If one does not approve of them, how does one undo them? The predicament of “it’s already been done” is not automatically followed by the logic of “undo it”. Most of us out there have many an issue to face. Some are very real, very palpable, though not exactly palatable. Others, like the fog of war or plain fear, are the subject of constant tearing in the brittle fabric of our indignation. For we know how to be liked ever since we were children – it’s an instinct naturally budding from within – but we don’t exactly know how to make ourselves feared.
So we learn by doing; we rally against the common enemy: a blowfish in the bank of tuna. Whether the blowfish takes his name from the private sector (be it the Lehmann Brothers, Chevron, El Dorado or Gabriel Resources), or the public sector (corruption ridden governments; unscrupulous politicians) the underlining is the same: these entities stand flag for failure; a failure of the punishing kind. But we are torn already, between the screeches of queens of hearts – “Off with their heads!” – and the faint echoes of Beccaria’s just punishment. While we all want justice done, the “hows” and the “whys” differ: and to make it all the more trickier, justice is deaf to our plea, deaf to the constant uproar coming by land and sea.

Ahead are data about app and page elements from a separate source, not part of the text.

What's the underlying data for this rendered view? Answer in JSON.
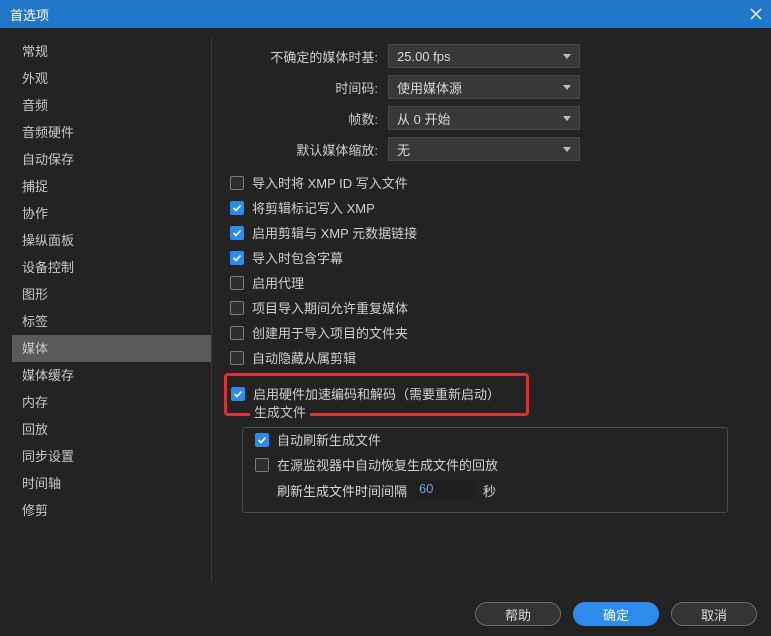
{
  "title": "首选项",
  "sidebar": {
    "items": [
      {
        "label": "常规"
      },
      {
        "label": "外观"
      },
      {
        "label": "音频"
      },
      {
        "label": "音频硬件"
      },
      {
        "label": "自动保存"
      },
      {
        "label": "捕捉"
      },
      {
        "label": "协作"
      },
      {
        "label": "操纵面板"
      },
      {
        "label": "设备控制"
      },
      {
        "label": "图形"
      },
      {
        "label": "标签"
      },
      {
        "label": "媒体"
      },
      {
        "label": "媒体缓存"
      },
      {
        "label": "内存"
      },
      {
        "label": "回放"
      },
      {
        "label": "同步设置"
      },
      {
        "label": "时间轴"
      },
      {
        "label": "修剪"
      }
    ]
  },
  "form": {
    "indeterminate_timebase_label": "不确定的媒体时基:",
    "indeterminate_timebase_value": "25.00 fps",
    "timecode_label": "时间码:",
    "timecode_value": "使用媒体源",
    "frames_label": "帧数:",
    "frames_value": "从 0 开始",
    "default_scale_label": "默认媒体缩放:",
    "default_scale_value": "无"
  },
  "checks": [
    {
      "label": "导入时将 XMP ID 写入文件",
      "checked": false
    },
    {
      "label": "将剪辑标记写入 XMP",
      "checked": true
    },
    {
      "label": "启用剪辑与 XMP 元数据链接",
      "checked": true
    },
    {
      "label": "导入时包含字幕",
      "checked": true
    },
    {
      "label": "启用代理",
      "checked": false
    },
    {
      "label": "项目导入期间允许重复媒体",
      "checked": false
    },
    {
      "label": "创建用于导入项目的文件夹",
      "checked": false
    },
    {
      "label": "自动隐藏从属剪辑",
      "checked": false
    }
  ],
  "highlight": {
    "label": "启用硬件加速编码和解码（需要重新启动）",
    "checked": true
  },
  "group": {
    "title": "生成文件",
    "auto_refresh": {
      "label": "自动刷新生成文件",
      "checked": true
    },
    "restore_playback": {
      "label": "在源监视器中自动恢复生成文件的回放",
      "checked": false
    },
    "refresh_interval_label_pre": "刷新生成文件时间间隔",
    "refresh_interval_value": "60",
    "refresh_interval_label_post": "秒"
  },
  "buttons": {
    "help": "帮助",
    "ok": "确定",
    "cancel": "取消"
  }
}
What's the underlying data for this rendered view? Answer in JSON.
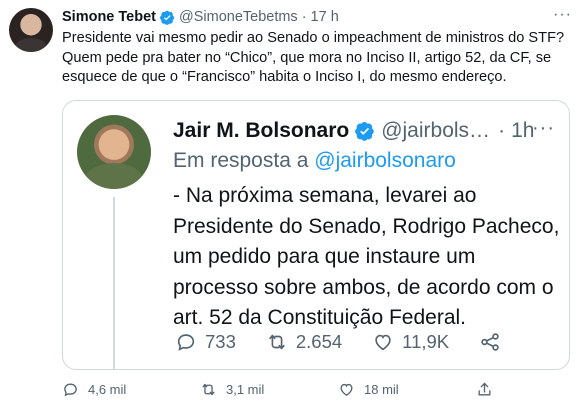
{
  "tweet": {
    "author_name": "Simone Tebet",
    "author_handle": "@SimoneTebetms",
    "separator": "·",
    "time": "17 h",
    "more": "···",
    "text": "Presidente vai mesmo pedir ao Senado o impeachment de ministros do STF? Quem pede  pra bater no “Chico”, que mora no Inciso II, artigo 52, da CF, se esquece de que o “Francisco” habita o Inciso I, do mesmo endereço.",
    "actions": {
      "replies": "4,6 mil",
      "retweets": "3,1 mil",
      "likes": "18 mil"
    }
  },
  "quoted": {
    "author_name": "Jair M. Bolsonaro",
    "author_handle": "@jairbols…",
    "separator": "·",
    "time": "1h",
    "more": "···",
    "reply_prefix": "Em resposta a",
    "reply_mention": "@jairbolsonaro",
    "text": "- Na próxima semana, levarei ao Presidente do Senado, Rodrigo Pacheco, um pedido para que instaure um processo sobre ambos, de acordo com o art. 52 da Constituição Federal.",
    "actions": {
      "replies": "733",
      "retweets": "2.654",
      "likes": "11,9K"
    }
  },
  "colors": {
    "accent": "#1d9bf0",
    "text": "#0f1419",
    "muted": "#536471",
    "border": "#cfd9de"
  },
  "icons": [
    "verified-badge-icon",
    "more-icon",
    "reply-icon",
    "retweet-icon",
    "like-icon",
    "share-icon"
  ]
}
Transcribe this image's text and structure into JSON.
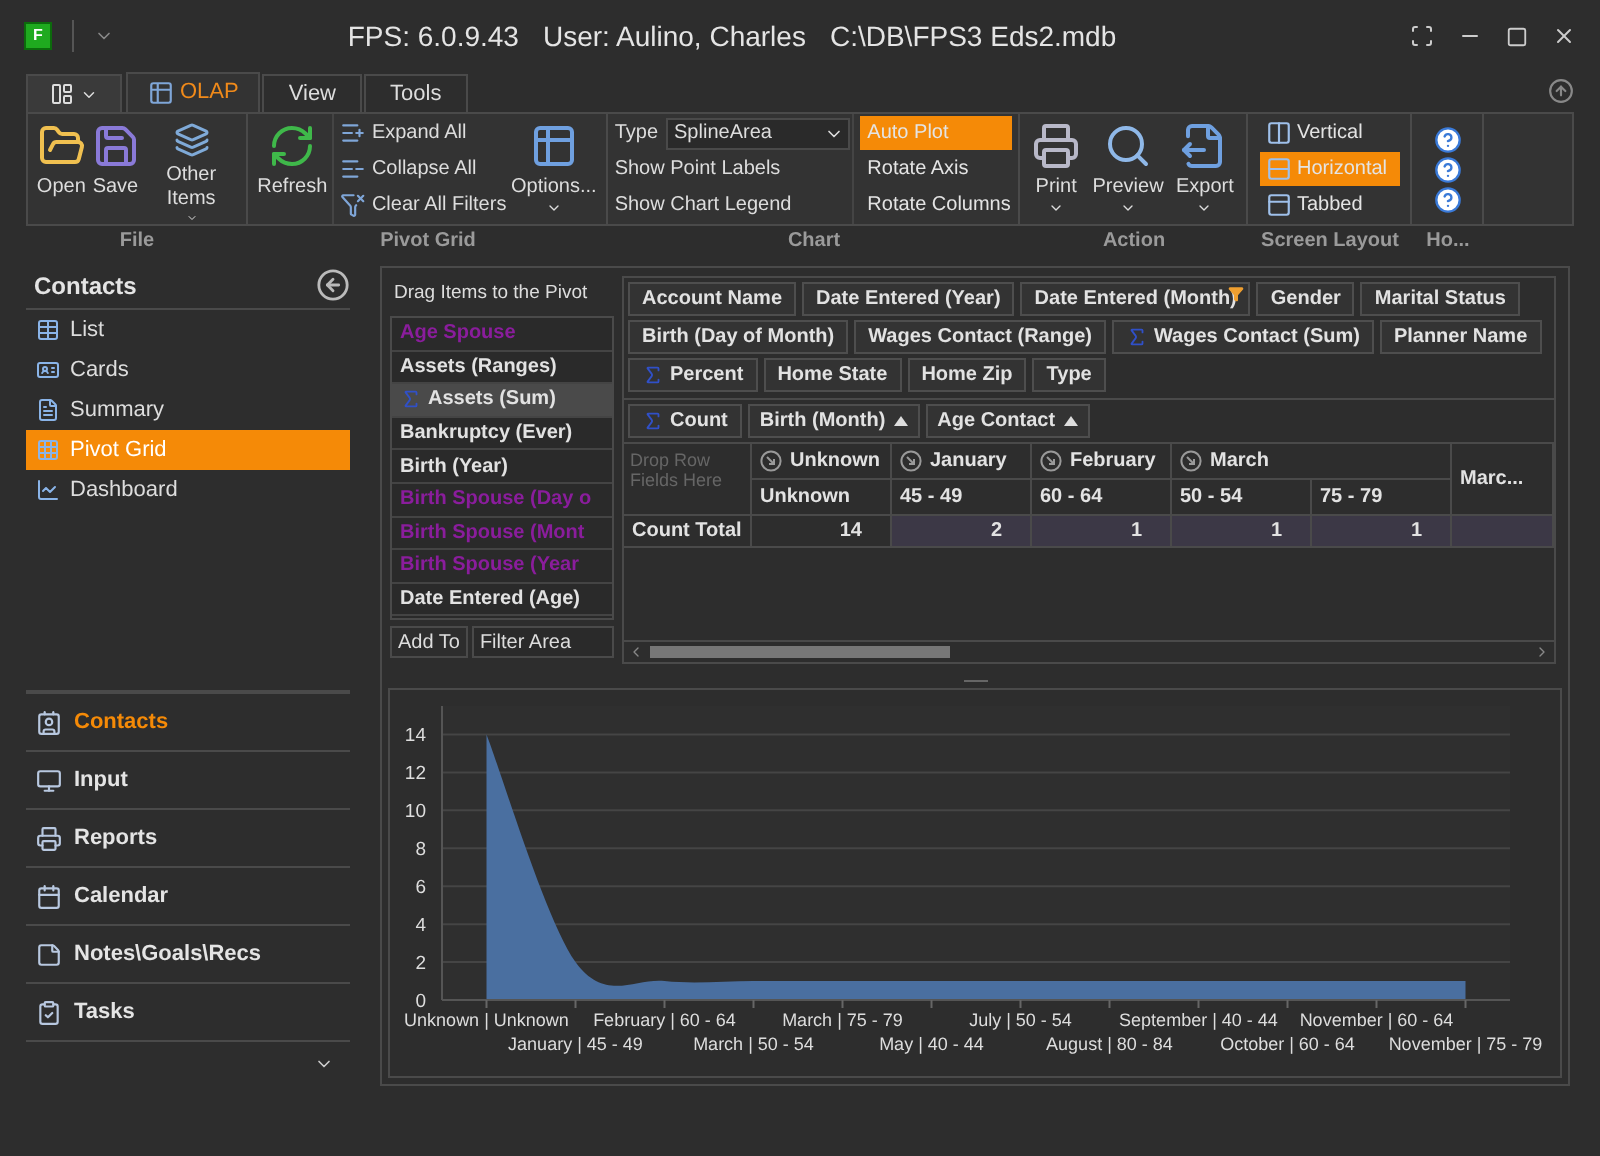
{
  "window": {
    "logo": "F",
    "title_parts": [
      "FPS: 6.0.9.43",
      "User: Aulino, Charles",
      "C:\\DB\\FPS3 Eds2.mdb"
    ]
  },
  "tabs": [
    {
      "label": "OLAP",
      "selected": true
    },
    {
      "label": "View",
      "selected": false
    },
    {
      "label": "Tools",
      "selected": false
    }
  ],
  "ribbon_groups": [
    {
      "label": "File",
      "items": [
        {
          "kind": "large",
          "label": "Open",
          "dropdown": false
        },
        {
          "kind": "large",
          "label": "Save",
          "dropdown": false
        },
        {
          "kind": "large",
          "label": "Other Items",
          "dropdown": true
        }
      ]
    },
    {
      "label": "Pivot Grid",
      "items": [
        {
          "kind": "large",
          "label": "Refresh",
          "dropdown": false
        },
        {
          "kind": "stack",
          "entries": [
            {
              "kind": "icon",
              "label": "Expand All"
            },
            {
              "kind": "icon",
              "label": "Collapse All"
            },
            {
              "kind": "icon",
              "label": "Clear All Filters"
            }
          ]
        },
        {
          "kind": "large",
          "label": "Options...",
          "dropdown": true
        }
      ]
    },
    {
      "label": "Chart",
      "items": [
        {
          "kind": "stack",
          "entries": [
            {
              "kind": "combo",
              "label": "Type",
              "value": "SplineArea"
            },
            {
              "kind": "plain",
              "label": "Show Point Labels"
            },
            {
              "kind": "plain",
              "label": "Show Chart Legend"
            }
          ]
        },
        {
          "kind": "stack",
          "entries": [
            {
              "kind": "toggle",
              "label": "Auto Plot",
              "selected": true
            },
            {
              "kind": "toggle",
              "label": "Rotate Axis",
              "selected": false
            },
            {
              "kind": "toggle",
              "label": "Rotate Columns",
              "selected": false
            }
          ]
        }
      ]
    },
    {
      "label": "Action",
      "items": [
        {
          "kind": "large",
          "label": "Print",
          "dropdown": true
        },
        {
          "kind": "large",
          "label": "Preview",
          "dropdown": true
        },
        {
          "kind": "large",
          "label": "Export",
          "dropdown": true
        }
      ]
    },
    {
      "label": "Screen Layout",
      "items": [
        {
          "kind": "stack",
          "entries": [
            {
              "kind": "layout",
              "label": "Vertical",
              "selected": false
            },
            {
              "kind": "layout",
              "label": "Horizontal",
              "selected": true
            },
            {
              "kind": "layout",
              "label": "Tabbed",
              "selected": false
            }
          ]
        }
      ]
    },
    {
      "label": "Ho...",
      "items": [
        {
          "kind": "stack",
          "entries": [
            {
              "kind": "help"
            },
            {
              "kind": "help"
            },
            {
              "kind": "help"
            }
          ]
        }
      ]
    }
  ],
  "sidebar": {
    "title": "Contacts",
    "items": [
      {
        "label": "List",
        "selected": false
      },
      {
        "label": "Cards",
        "selected": false
      },
      {
        "label": "Summary",
        "selected": false
      },
      {
        "label": "Pivot Grid",
        "selected": true
      },
      {
        "label": "Dashboard",
        "selected": false
      }
    ]
  },
  "nav": {
    "items": [
      {
        "label": "Contacts",
        "selected": true
      },
      {
        "label": "Input",
        "selected": false
      },
      {
        "label": "Reports",
        "selected": false
      },
      {
        "label": "Calendar",
        "selected": false
      },
      {
        "label": "Notes\\Goals\\Recs",
        "selected": false
      },
      {
        "label": "Tasks",
        "selected": false
      }
    ]
  },
  "field_list": {
    "header": "Drag Items to the Pivot",
    "items": [
      {
        "label": "Age Spouse",
        "kind": "dimension",
        "spouse": true,
        "selected": false
      },
      {
        "label": "Assets (Ranges)",
        "kind": "dimension",
        "spouse": false,
        "selected": false
      },
      {
        "label": "Assets (Sum)",
        "kind": "measure",
        "spouse": false,
        "selected": true
      },
      {
        "label": "Bankruptcy (Ever)",
        "kind": "dimension",
        "spouse": false,
        "selected": false
      },
      {
        "label": "Birth (Year)",
        "kind": "dimension",
        "spouse": false,
        "selected": false
      },
      {
        "label": "Birth Spouse (Day o",
        "kind": "dimension",
        "spouse": true,
        "selected": false
      },
      {
        "label": "Birth Spouse (Mont",
        "kind": "dimension",
        "spouse": true,
        "selected": false
      },
      {
        "label": "Birth Spouse (Year",
        "kind": "dimension",
        "spouse": true,
        "selected": false
      },
      {
        "label": "Date Entered (Age)",
        "kind": "dimension",
        "spouse": false,
        "selected": false
      }
    ],
    "add_to": "Add To",
    "target": "Filter Area"
  },
  "filter_rows": [
    [
      {
        "label": "Account Name",
        "kind": "dimension",
        "filtered": false
      },
      {
        "label": "Date Entered (Year)",
        "kind": "dimension",
        "filtered": false
      },
      {
        "label": "Date Entered (Month)",
        "kind": "dimension",
        "filtered": true
      },
      {
        "label": "Gender",
        "kind": "dimension",
        "filtered": false
      },
      {
        "label": "Marital Status",
        "kind": "dimension",
        "filtered": false
      }
    ],
    [
      {
        "label": "Birth (Day of Month)",
        "kind": "dimension",
        "filtered": false
      },
      {
        "label": "Wages Contact (Range)",
        "kind": "dimension",
        "filtered": false
      },
      {
        "label": "Wages Contact (Sum)",
        "kind": "measure",
        "filtered": false
      },
      {
        "label": "Planner Name",
        "kind": "dimension",
        "filtered": false
      }
    ],
    [
      {
        "label": "Percent",
        "kind": "measure",
        "filtered": false
      },
      {
        "label": "Home State",
        "kind": "dimension",
        "filtered": false
      },
      {
        "label": "Home Zip",
        "kind": "dimension",
        "filtered": false
      },
      {
        "label": "Type",
        "kind": "dimension",
        "filtered": false
      }
    ]
  ],
  "data_fields": [
    {
      "label": "Count",
      "kind": "measure"
    }
  ],
  "column_fields": [
    {
      "label": "Birth (Month)",
      "sort_ascending": true
    },
    {
      "label": "Age Contact",
      "sort_ascending": true
    }
  ],
  "row_drop_zone": {
    "placeholder": "Drop Row Fields Here"
  },
  "columns": [
    {
      "label": "Unknown",
      "kind": "group",
      "children": [
        {
          "label": "Unknown",
          "value": "14",
          "selected": false
        }
      ]
    },
    {
      "label": "January",
      "kind": "group",
      "children": [
        {
          "label": "45 - 49",
          "value": "2",
          "selected": true
        }
      ]
    },
    {
      "label": "February",
      "kind": "group",
      "children": [
        {
          "label": "60 - 64",
          "value": "1",
          "selected": true
        }
      ]
    },
    {
      "label": "March",
      "kind": "group",
      "children": [
        {
          "label": "50 - 54",
          "value": "1",
          "selected": true
        },
        {
          "label": "75 - 79",
          "value": "1",
          "selected": true
        }
      ]
    },
    {
      "label": "Marc...",
      "kind": "total",
      "selected": true
    }
  ],
  "row_total_label": "Count Total",
  "chart_data": {
    "type": "area",
    "categories": [
      "Unknown | Unknown",
      "January | 45 - 49",
      "February | 60 - 64",
      "March | 50 - 54",
      "March | 75 - 79",
      "May | 40 - 44",
      "July | 50 - 54",
      "August | 80 - 84",
      "September | 40 - 44",
      "October | 60 - 64",
      "November | 60 - 64",
      "November | 75 - 79"
    ],
    "series": [
      {
        "color": "#4a6fa0",
        "values": [
          14,
          2,
          1,
          1,
          1,
          1,
          1,
          1,
          1,
          1,
          1,
          1
        ]
      }
    ],
    "ylim": [
      0,
      15.5
    ],
    "yticks": [
      0,
      2,
      4,
      6,
      8,
      10,
      12,
      14
    ],
    "grid": true
  }
}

Society as we know it has failed us once more: and when the alarm bells went on, nobody rushed back to the drawing boards, nobody panicked, nobody made sketches. Instead everyone kept staying inside pocketing money, thinking that if it all fails, they can always jump ship. It turns out, they can’t. And neither can we. Because all the other boats have either sank or they’re on their way down and there’s nothing to look forward but the bottom of yet another pit. How does one paint a monochrome future, then? How does one live to tell the black and white tale of a tomato?
Amongst you, I too, have a great deal of questions and I too, press on: for another day and another day, and the day after that; for my children, for their children, and their children’s children: for life and for the sole certainty that life will find a way. And like the rangy dog in the chrysanthemums tale, I too feel fear and curl in a ball “with raised hackles and bared teeth” facing, yet again, an Orwellian world. I too am slow to rise. But unlike that dog, I know it has to be done, and I do it: I know their power is nothing but our power, bloated and mutilated in ways we would’ve never consciously allowed it to be. And I say we muzzle them and take that power back, think it over and try again. Dip a sword in it and plant it in the stone, for the worthy to take, if we must, but just not leave it up to them. Where they failed there’s room for another way. And by them I mean people like you and like me, for they’re not any bigger, nor any rounder and certainly not any better. Bring on the next I say, and if they’re bad, then bring the next ones too: until finally, we’ll get it done already!
Photo: Cristian Vasile